- Data about app and page elements -
*** Begin section ***
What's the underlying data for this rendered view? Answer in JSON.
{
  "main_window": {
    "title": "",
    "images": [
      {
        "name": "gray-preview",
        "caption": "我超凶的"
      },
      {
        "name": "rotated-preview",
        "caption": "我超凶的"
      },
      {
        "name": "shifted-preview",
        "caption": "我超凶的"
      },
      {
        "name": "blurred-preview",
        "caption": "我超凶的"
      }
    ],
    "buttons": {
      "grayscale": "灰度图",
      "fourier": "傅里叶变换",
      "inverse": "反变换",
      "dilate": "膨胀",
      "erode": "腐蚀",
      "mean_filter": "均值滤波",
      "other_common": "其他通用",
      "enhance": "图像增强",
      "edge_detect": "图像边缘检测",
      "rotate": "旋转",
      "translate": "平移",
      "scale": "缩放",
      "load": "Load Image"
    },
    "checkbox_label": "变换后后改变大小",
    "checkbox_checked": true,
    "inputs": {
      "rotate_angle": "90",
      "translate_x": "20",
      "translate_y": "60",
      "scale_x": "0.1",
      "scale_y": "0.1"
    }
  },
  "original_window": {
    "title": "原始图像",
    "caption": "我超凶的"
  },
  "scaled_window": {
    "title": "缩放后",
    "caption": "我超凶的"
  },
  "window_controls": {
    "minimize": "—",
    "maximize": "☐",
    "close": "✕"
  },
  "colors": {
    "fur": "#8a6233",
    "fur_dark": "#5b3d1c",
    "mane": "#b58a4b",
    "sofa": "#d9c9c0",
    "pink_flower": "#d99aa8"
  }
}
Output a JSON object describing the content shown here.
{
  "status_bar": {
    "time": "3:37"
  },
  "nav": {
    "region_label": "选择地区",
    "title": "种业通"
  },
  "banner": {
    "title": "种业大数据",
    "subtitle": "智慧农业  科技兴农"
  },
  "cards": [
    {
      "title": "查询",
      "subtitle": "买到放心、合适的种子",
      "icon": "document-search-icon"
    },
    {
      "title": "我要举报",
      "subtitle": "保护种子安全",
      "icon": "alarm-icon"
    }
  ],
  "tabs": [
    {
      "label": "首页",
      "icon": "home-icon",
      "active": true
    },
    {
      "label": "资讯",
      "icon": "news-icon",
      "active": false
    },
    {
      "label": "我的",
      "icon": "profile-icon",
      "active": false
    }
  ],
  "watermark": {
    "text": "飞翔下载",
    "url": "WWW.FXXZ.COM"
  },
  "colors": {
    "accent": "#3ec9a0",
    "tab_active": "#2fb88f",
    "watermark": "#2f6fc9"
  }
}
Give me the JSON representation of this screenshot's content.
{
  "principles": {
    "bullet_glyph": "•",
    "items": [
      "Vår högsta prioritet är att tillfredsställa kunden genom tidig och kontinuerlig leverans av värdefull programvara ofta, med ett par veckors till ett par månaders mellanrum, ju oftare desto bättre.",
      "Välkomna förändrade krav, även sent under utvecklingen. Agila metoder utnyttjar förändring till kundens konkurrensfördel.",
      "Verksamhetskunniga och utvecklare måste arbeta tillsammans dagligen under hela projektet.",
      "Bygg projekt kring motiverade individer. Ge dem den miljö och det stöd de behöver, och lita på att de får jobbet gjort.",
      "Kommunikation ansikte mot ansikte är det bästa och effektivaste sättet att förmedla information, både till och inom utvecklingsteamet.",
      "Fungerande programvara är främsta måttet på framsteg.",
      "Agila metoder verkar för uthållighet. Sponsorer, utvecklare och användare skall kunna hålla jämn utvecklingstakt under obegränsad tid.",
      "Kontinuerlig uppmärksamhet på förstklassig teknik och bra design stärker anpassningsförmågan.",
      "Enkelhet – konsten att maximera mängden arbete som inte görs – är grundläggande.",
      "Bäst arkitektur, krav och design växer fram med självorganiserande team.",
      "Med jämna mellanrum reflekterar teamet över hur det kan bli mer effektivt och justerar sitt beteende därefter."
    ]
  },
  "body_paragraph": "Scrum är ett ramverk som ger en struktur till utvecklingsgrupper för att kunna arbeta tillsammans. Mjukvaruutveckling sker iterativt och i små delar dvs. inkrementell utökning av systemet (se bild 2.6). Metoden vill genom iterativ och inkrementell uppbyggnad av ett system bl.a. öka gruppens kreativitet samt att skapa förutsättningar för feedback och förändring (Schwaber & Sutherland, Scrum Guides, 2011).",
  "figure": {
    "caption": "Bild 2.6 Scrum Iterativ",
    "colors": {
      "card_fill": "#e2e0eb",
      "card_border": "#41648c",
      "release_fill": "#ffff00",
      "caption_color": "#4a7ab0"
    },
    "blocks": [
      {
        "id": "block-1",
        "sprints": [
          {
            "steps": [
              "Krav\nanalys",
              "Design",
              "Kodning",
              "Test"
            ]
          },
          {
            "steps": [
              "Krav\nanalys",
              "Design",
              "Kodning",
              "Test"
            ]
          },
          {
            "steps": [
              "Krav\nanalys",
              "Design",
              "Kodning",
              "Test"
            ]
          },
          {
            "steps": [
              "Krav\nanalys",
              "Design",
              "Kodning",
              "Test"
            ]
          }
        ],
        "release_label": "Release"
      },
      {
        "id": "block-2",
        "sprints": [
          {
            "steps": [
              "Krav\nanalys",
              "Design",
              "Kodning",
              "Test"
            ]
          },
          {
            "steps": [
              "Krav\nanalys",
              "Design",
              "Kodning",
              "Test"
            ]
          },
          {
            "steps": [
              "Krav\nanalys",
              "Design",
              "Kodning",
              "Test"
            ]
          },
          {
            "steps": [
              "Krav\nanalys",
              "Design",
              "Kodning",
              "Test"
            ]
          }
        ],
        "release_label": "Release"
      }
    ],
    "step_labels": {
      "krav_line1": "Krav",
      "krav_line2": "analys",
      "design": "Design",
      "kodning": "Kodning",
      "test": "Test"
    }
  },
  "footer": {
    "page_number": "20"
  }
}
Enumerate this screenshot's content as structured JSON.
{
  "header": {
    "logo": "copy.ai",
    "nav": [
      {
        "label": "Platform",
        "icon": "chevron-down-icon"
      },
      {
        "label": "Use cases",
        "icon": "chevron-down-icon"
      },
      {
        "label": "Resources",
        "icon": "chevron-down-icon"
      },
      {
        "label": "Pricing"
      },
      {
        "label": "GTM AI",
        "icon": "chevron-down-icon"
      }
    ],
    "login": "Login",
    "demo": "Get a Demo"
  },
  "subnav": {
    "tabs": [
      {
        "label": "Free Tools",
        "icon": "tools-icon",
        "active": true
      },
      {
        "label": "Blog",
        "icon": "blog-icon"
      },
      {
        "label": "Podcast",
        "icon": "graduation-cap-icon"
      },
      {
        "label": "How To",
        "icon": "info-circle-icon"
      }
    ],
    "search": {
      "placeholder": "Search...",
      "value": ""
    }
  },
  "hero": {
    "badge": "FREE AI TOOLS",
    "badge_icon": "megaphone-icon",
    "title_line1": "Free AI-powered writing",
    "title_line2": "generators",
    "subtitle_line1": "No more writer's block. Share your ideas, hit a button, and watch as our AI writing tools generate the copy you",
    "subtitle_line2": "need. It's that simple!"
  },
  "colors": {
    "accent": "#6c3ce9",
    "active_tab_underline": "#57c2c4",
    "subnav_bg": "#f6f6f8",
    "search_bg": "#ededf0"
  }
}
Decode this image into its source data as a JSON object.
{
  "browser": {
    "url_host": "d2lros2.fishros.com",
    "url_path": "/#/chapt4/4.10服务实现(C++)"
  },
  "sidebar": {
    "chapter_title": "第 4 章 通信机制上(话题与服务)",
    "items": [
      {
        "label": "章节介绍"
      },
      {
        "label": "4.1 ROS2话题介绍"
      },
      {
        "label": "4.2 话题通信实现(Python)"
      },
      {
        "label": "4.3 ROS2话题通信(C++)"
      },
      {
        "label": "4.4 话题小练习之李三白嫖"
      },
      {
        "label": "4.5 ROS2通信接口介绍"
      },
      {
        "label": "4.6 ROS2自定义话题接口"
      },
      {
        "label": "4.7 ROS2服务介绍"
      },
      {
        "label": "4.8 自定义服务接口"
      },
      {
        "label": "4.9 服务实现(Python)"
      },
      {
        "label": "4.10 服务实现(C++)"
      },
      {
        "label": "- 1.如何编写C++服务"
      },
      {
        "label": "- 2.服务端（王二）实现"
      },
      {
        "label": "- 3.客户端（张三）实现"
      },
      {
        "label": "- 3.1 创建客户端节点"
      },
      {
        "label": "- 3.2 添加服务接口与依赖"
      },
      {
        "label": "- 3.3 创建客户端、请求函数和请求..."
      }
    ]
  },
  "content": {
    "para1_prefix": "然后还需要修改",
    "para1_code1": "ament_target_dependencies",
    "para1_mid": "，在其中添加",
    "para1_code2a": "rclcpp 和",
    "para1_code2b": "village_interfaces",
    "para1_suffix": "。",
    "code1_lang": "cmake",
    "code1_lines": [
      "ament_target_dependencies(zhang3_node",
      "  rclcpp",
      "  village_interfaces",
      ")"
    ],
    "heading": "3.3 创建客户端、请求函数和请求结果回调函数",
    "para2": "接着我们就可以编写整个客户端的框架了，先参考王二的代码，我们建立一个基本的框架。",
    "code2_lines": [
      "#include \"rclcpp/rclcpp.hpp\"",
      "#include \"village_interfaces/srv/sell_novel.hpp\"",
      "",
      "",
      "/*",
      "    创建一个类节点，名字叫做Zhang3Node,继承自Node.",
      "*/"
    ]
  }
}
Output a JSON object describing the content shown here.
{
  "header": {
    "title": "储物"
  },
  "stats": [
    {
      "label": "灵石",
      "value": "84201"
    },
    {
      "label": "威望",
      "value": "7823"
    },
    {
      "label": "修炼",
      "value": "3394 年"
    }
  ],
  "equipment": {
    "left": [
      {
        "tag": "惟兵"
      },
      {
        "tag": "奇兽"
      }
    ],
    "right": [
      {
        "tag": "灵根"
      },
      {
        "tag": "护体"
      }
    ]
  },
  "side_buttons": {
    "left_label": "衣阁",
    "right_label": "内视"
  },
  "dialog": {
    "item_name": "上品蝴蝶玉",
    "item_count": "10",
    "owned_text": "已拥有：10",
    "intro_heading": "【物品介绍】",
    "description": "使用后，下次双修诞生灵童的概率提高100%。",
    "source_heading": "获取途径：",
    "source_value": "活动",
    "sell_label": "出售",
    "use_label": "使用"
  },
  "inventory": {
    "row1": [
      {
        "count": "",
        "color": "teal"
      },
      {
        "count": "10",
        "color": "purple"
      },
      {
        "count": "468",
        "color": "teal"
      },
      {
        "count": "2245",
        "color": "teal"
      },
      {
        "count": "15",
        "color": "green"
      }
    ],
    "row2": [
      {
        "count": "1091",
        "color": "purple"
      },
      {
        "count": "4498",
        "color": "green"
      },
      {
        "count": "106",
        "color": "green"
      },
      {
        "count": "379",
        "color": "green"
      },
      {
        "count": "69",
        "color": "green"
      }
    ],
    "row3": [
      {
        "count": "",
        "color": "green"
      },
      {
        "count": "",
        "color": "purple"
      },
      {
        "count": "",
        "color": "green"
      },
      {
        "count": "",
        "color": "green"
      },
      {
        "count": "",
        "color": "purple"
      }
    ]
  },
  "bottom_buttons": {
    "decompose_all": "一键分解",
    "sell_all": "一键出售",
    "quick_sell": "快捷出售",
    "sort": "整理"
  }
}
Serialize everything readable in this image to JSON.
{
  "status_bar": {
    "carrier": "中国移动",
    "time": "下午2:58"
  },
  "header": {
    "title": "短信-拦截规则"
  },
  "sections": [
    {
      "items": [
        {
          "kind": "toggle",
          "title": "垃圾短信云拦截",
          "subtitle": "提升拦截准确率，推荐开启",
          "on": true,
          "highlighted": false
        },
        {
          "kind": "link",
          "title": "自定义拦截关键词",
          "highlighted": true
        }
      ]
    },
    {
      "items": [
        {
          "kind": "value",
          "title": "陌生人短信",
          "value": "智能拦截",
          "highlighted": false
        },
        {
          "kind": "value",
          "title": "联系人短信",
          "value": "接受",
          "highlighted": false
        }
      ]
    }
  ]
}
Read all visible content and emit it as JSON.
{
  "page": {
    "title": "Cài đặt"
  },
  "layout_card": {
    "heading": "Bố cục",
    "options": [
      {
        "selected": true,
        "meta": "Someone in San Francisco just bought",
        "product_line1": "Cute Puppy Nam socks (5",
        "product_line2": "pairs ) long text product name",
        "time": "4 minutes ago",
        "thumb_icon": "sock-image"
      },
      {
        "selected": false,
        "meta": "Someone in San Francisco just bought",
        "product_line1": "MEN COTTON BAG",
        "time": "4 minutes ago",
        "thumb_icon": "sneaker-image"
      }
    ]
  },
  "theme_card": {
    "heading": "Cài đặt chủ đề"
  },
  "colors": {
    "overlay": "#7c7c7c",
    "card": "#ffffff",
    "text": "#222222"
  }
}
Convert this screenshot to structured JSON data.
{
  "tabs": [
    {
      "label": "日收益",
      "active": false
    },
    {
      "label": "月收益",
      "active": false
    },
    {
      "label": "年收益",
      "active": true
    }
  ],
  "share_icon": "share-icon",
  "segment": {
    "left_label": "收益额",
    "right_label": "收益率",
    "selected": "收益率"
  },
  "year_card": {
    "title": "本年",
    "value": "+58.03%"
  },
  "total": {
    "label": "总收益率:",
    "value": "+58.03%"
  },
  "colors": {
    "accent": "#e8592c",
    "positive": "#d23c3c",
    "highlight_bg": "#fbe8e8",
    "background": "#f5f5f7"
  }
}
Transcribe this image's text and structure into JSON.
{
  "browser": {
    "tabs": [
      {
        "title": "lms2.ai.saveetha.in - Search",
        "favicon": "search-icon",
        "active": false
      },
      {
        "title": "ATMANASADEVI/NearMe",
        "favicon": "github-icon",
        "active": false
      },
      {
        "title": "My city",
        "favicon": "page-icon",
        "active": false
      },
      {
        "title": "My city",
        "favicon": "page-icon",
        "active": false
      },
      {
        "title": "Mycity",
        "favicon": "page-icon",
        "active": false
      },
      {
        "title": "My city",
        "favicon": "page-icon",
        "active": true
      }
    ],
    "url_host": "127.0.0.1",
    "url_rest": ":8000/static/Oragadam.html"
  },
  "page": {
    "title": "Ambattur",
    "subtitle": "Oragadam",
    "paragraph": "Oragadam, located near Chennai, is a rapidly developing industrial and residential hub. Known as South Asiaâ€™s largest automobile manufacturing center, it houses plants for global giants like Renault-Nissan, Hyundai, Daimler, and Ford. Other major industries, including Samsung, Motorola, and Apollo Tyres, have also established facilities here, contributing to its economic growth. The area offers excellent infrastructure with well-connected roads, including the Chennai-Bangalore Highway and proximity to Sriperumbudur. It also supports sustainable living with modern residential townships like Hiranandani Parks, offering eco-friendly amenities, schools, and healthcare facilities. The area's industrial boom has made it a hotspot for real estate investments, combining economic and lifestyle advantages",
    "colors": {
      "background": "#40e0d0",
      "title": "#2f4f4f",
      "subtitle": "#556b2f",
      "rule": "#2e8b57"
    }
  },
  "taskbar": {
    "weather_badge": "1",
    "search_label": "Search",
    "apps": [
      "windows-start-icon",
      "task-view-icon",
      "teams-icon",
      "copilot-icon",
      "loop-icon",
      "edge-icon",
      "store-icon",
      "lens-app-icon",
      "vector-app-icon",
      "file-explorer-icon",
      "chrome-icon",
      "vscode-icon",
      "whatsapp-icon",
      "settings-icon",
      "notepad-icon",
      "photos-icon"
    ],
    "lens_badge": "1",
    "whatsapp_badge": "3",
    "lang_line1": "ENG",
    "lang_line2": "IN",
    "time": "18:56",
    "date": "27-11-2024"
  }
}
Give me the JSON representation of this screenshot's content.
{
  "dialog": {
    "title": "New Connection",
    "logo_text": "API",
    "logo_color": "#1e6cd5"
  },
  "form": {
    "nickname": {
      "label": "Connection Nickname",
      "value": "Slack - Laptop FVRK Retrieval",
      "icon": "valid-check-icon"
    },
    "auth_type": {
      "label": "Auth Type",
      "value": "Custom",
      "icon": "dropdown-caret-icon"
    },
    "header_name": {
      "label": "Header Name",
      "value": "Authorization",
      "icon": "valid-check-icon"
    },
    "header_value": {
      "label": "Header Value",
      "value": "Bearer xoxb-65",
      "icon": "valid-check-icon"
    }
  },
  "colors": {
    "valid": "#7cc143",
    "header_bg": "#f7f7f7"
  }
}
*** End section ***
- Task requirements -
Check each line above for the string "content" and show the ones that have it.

- Output for this task -
Output a JSON object describing the content shown here.
Give me the JSON representation of this screenshot's content.
Enumerate this screenshot's content as structured JSON.
  "content": {
Output a JSON object describing the content shown here.
Read all visible content and emit it as JSON.
Give me the JSON representation of this screenshot's content.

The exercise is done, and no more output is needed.